*DATA FOR ANALYSIS:*
___

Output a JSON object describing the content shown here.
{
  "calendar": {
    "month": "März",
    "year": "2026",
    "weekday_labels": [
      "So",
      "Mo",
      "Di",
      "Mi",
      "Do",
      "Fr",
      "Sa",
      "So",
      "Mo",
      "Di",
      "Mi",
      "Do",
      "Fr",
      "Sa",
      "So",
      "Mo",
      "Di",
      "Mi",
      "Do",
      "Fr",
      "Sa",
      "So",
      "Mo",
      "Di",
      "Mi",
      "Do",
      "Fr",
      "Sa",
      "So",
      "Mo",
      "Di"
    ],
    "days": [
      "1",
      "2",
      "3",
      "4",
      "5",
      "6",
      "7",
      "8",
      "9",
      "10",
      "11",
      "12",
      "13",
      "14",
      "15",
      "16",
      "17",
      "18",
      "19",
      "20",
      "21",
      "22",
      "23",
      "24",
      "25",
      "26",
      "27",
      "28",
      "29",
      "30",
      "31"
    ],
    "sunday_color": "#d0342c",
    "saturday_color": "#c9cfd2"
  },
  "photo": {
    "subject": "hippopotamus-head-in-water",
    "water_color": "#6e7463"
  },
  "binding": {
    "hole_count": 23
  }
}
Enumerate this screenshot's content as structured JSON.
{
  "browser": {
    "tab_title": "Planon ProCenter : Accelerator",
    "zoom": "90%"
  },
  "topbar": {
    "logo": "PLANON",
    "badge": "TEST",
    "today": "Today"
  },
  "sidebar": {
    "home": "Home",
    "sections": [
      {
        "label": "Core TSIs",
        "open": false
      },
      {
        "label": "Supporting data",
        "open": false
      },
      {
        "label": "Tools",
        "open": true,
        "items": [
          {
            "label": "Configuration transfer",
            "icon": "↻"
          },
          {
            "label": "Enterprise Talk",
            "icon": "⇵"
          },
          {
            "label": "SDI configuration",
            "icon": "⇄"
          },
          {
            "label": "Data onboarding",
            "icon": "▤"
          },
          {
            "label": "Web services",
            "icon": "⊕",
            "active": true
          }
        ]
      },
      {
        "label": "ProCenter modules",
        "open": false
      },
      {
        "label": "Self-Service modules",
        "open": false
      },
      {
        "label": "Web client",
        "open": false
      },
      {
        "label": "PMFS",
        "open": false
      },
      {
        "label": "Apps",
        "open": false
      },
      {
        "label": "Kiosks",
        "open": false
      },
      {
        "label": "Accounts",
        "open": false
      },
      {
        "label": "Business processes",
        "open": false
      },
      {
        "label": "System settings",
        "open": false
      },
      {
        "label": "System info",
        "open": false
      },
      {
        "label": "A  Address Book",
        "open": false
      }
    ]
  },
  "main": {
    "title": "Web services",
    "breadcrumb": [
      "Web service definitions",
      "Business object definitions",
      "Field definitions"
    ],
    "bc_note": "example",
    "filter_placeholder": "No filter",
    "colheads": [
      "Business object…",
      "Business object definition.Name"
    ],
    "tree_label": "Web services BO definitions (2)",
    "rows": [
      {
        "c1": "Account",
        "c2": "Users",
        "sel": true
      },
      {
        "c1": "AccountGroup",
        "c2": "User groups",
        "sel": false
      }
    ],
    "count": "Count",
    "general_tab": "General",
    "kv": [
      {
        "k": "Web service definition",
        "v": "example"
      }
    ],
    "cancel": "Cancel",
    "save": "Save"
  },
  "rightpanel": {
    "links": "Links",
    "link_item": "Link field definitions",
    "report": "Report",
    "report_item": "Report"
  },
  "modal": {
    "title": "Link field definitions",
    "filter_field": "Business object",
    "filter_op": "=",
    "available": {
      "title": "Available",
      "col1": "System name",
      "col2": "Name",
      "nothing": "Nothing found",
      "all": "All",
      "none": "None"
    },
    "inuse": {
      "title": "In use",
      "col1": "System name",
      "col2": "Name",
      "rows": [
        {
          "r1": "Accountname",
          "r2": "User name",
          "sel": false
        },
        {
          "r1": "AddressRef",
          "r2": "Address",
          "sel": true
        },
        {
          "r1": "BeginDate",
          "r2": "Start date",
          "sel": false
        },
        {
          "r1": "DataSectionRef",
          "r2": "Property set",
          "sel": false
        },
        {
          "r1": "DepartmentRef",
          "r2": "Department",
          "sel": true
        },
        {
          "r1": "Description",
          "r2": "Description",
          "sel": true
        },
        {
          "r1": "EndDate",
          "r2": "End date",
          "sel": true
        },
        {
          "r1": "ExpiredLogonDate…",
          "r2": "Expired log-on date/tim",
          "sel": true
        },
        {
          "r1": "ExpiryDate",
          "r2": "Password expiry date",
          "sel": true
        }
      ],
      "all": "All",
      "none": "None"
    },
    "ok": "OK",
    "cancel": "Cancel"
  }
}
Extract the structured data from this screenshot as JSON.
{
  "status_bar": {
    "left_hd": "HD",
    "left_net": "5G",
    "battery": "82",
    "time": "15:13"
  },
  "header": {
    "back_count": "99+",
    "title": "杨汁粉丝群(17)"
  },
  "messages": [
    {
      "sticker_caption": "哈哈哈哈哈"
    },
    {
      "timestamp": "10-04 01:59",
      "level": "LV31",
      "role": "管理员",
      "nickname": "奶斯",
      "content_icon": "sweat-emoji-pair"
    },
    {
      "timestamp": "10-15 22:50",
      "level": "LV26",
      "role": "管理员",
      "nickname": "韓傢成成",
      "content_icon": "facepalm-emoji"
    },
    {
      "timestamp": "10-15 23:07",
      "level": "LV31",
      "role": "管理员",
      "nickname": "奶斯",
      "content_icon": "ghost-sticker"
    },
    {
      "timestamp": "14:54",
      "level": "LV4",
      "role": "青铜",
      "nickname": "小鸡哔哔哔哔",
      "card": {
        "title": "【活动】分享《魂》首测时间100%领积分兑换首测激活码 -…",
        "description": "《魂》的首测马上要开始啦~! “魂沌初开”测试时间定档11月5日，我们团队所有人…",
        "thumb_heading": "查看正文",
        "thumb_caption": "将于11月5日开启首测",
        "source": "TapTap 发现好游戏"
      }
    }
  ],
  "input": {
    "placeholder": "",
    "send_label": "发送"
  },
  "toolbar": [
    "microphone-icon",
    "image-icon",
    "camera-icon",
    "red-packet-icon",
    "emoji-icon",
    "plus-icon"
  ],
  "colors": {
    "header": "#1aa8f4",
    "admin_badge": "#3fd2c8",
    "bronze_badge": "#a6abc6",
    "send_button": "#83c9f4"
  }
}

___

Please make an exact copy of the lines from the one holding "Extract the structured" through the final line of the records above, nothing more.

*THE COMPLETED TASK:*
Extract the structured data from this screenshot as JSON.
{
  "status_bar": {
    "left_hd": "HD",
    "left_net": "5G",
    "battery": "82",
    "time": "15:13"
  },
  "header": {
    "back_count": "99+",
    "title": "杨汁粉丝群(17)"
  },
  "messages": [
    {
      "sticker_caption": "哈哈哈哈哈"
    },
    {
      "timestamp": "10-04 01:59",
      "level": "LV31",
      "role": "管理员",
      "nickname": "奶斯",
      "content_icon": "sweat-emoji-pair"
    },
    {
      "timestamp": "10-15 22:50",
      "level": "LV26",
      "role": "管理员",
      "nickname": "韓傢成成",
      "content_icon": "facepalm-emoji"
    },
    {
      "timestamp": "10-15 23:07",
      "level": "LV31",
      "role": "管理员",
      "nickname": "奶斯",
      "content_icon": "ghost-sticker"
    },
    {
      "timestamp": "14:54",
      "level": "LV4",
      "role": "青铜",
      "nickname": "小鸡哔哔哔哔",
      "card": {
        "title": "【活动】分享《魂》首测时间100%领积分兑换首测激活码 -…",
        "description": "《魂》的首测马上要开始啦~! “魂沌初开”测试时间定档11月5日，我们团队所有人…",
        "thumb_heading": "查看正文",
        "thumb_caption": "将于11月5日开启首测",
        "source": "TapTap 发现好游戏"
      }
    }
  ],
  "input": {
    "placeholder": "",
    "send_label": "发送"
  },
  "toolbar": [
    "microphone-icon",
    "image-icon",
    "camera-icon",
    "red-packet-icon",
    "emoji-icon",
    "plus-icon"
  ],
  "colors": {
    "header": "#1aa8f4",
    "admin_badge": "#3fd2c8",
    "bronze_badge": "#a6abc6",
    "send_button": "#83c9f4"
  }
}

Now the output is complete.